[Opening EXERCISE INPUTS section]
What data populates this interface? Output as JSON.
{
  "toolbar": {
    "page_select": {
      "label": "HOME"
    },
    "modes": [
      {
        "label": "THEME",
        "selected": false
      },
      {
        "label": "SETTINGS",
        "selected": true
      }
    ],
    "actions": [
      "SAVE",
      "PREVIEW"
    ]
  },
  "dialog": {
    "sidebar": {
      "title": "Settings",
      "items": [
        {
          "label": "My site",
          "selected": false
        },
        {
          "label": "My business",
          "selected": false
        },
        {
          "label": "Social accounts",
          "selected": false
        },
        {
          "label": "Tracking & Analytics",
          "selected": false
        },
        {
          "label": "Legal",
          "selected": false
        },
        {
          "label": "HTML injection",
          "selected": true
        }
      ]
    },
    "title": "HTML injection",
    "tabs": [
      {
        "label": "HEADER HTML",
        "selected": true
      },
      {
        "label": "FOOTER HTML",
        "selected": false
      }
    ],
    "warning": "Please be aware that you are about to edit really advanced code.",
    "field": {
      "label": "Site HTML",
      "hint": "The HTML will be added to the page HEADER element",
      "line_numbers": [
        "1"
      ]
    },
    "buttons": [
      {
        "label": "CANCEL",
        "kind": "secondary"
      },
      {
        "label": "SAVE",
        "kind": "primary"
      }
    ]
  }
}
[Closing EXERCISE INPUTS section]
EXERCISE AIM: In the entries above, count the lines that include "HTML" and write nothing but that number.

REPLY TO THE TASK: 6